Pedrazzini’s Le Morandine collection was showcased at the Milan Design Week earlier this year.
Image courtesy of: DesignBoom, photographed by: Katarina Di Leva
Like many other artists, Sonia Pedrazzini has deep admiration for her fellow Italian, Giorgio Morandi… still-life master. Pedrazzini was so fascinated by these pieces that she worked on replicating Morandi’s compositions with her muted ceramics. The collection titled Le Morandine, features an assortment of small sculptures that can be arranged in many unique variations… allowing viewers the opportunity to move pieces around. This process mimics what an artist would do before transcribing the objects onto canvas.
“One can travel this world and see nothing. To achieve understanding it is necessary not to see many things, but to look hard at what you do see.”
Image courtesy of: Metropolitan Museum of Art
Morandi was a painter and printmaker known for his subtly toned still-life portrayals.
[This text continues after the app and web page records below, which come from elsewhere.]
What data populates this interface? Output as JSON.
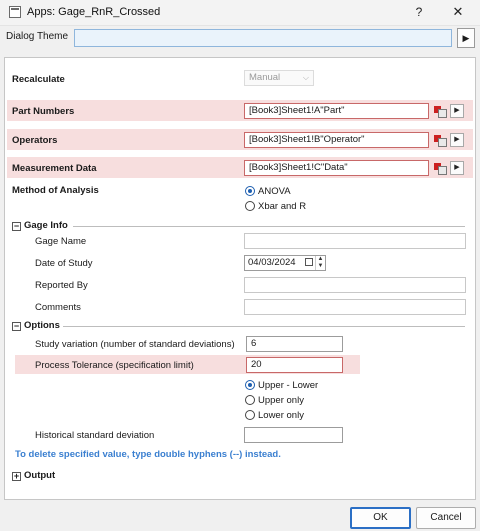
{
  "window": {
    "title": "Apps: Gage_RnR_Crossed",
    "help_label": "?",
    "close_label": "✕"
  },
  "dialog_theme": {
    "label": "Dialog Theme",
    "value": "",
    "button_label": "▶"
  },
  "recalculate": {
    "label": "Recalculate",
    "value": "Manual"
  },
  "inputs": {
    "part_numbers": {
      "label": "Part Numbers",
      "value": "[Book3]Sheet1!A\"Part\""
    },
    "operators": {
      "label": "Operators",
      "value": "[Book3]Sheet1!B\"Operator\""
    },
    "measurement_data": {
      "label": "Measurement Data",
      "value": "[Book3]Sheet1!C\"Data\""
    },
    "arrow_label": "▶"
  },
  "method": {
    "label": "Method of Analysis",
    "options": [
      "ANOVA",
      "Xbar and R"
    ],
    "selected": "ANOVA"
  },
  "gage_info": {
    "title": "Gage Info",
    "gage_name_label": "Gage Name",
    "gage_name_value": "",
    "date_label": "Date of Study",
    "date_value": "04/03/2024",
    "reported_by_label": "Reported By",
    "reported_by_value": "",
    "comments_label": "Comments",
    "comments_value": ""
  },
  "options": {
    "title": "Options",
    "study_variation_label": "Study variation (number of standard deviations)",
    "study_variation_value": "6",
    "process_tolerance_label": "Process Tolerance (specification limit)",
    "process_tolerance_value": "20",
    "tolerance_options": [
      "Upper - Lower",
      "Upper only",
      "Lower only"
    ],
    "tolerance_selected": "Upper - Lower",
    "historical_sd_label": "Historical standard deviation",
    "historical_sd_value": ""
  },
  "note": "To delete specified value, type double hyphens (--) instead.",
  "output": {
    "title": "Output"
  },
  "footer": {
    "ok_label": "OK",
    "cancel_label": "Cancel"
  },
  "colors": {
    "error_band": "#f7dede",
    "accent": "#2b6fc5",
    "note_text": "#3a7fd0"
  }
}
With his work, Morandi taught us to look at household objects through different lens. Comparing his paintings with Pedrazzini’s pieces allows us to see the inspiration clearly. It’s duly noted that there’s a lot of evidence pointing to Morandi as the master who bridged the gap between Italian art and 20th-century modernism. As such, it was natural that Morandi’s attention to detail and precision was poetic.
Tacita Dean, Still Life, 2009. Photographic print, private collection.
Photographer Tacit Dean was part of an exhibition at the Center for Italian Modern Art in 2009. Six of her photographic prints from Giorgio Morandi’s Bologna studio depict the mysterious marks Morandi made as he prepared to paint his still-life pieces.
Image courtesy of: Italian Modern Art
Growing up in Capri and graduating from with a degree in industrial design from a university in Rome, Pedrazzini now works with the firm, Mediterranean DNA. She’s always been keen on observing Morandi’s geometric pencil sketches which he often “doodled” on his work table to help him determine the proper placement of object. This exercise helped him select the perfect artistic composition he strived for. It’s clear that Pedrazzini took notes!
Image courtesy of: Design Best Magazine, photographed by Katarina Di Leva
Handmade by Italian craftspeople and following Pedrazzini’s designs, the shapes of the vases flow effortlessly in space. The jars and vases are matte and chalky in appearance. Similarly, for Morandi, the subjects were simply inanimate objects “waiting” patiently in his studio. Perhaps his hope was that we stop and appreciate the small things with which we’re surrounded?
The two blue vases are themselves accessorized with a lit pipe, a glass ball, a floating seashell, and four circular, wooden coasters.
Image courtesy of: Design Boom, photographed by: Katarina Di Leva
The pieces’ sophistication is partially due to their muted colors. The pinks and blues are striking; but even the shades of white hold substantial “weight”. The Le Morandine collection beautifully reappropriates Morandi’s thesis and ensures that no one forget about the Italian master!